## Work instruction
Look through the data below and show every line that includes "title".

## Provided data
==*==

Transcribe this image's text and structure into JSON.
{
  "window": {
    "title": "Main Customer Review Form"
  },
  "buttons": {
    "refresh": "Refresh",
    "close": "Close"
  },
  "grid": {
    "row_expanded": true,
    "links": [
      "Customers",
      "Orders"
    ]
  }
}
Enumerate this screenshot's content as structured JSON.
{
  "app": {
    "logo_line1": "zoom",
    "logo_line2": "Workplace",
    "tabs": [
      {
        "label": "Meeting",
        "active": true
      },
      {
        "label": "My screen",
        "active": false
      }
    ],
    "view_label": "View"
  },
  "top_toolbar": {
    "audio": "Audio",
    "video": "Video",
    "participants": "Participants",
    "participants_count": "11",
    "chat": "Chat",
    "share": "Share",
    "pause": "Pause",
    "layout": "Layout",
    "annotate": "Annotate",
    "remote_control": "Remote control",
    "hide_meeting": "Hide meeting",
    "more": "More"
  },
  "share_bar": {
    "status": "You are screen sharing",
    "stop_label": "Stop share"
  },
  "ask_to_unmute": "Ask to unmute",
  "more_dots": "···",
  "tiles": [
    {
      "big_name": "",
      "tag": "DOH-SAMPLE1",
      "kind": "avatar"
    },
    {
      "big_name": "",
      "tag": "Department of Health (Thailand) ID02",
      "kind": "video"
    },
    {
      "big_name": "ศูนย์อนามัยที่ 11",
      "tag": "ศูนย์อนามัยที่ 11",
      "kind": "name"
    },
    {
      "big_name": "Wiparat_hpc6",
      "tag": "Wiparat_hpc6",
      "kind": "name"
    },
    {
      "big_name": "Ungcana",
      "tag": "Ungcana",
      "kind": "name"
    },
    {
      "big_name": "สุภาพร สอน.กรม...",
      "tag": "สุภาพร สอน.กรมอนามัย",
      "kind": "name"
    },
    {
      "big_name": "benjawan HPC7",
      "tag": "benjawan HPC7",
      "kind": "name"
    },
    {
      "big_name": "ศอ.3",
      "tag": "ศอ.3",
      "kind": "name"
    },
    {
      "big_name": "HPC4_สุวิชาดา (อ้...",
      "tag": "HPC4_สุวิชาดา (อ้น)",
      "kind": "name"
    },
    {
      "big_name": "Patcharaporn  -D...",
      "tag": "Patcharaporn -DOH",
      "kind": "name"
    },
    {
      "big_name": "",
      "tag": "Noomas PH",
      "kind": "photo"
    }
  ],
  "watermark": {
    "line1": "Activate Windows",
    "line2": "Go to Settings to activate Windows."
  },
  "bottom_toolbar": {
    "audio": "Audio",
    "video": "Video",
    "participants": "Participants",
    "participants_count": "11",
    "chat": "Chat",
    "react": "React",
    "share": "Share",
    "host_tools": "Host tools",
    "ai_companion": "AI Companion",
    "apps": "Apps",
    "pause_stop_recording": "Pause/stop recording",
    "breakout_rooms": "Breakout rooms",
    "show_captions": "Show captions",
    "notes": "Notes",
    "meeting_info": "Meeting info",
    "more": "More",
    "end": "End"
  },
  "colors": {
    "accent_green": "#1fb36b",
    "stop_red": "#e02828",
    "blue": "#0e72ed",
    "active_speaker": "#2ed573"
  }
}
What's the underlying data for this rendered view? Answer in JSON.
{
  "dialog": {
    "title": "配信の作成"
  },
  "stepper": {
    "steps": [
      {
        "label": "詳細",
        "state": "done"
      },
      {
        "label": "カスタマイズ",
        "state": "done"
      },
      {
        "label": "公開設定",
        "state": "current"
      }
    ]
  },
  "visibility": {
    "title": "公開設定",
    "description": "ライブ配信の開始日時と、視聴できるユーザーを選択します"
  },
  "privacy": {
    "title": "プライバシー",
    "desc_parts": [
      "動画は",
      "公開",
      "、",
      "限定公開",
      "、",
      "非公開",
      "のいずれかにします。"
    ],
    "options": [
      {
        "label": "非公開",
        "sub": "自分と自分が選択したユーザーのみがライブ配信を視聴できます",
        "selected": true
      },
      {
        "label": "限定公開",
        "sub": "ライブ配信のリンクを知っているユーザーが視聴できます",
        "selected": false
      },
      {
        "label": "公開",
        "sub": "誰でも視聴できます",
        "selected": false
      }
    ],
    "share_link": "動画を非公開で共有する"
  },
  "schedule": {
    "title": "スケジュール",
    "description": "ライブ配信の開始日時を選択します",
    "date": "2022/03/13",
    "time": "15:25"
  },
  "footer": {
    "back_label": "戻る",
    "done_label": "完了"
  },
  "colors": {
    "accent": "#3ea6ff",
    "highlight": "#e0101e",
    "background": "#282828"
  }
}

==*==

## Task result
    "title": "Main Customer Review Form"
    "title": "配信の作成"
    "title": "公開設定",
    "title": "プライバシー",
    "title": "スケジュール",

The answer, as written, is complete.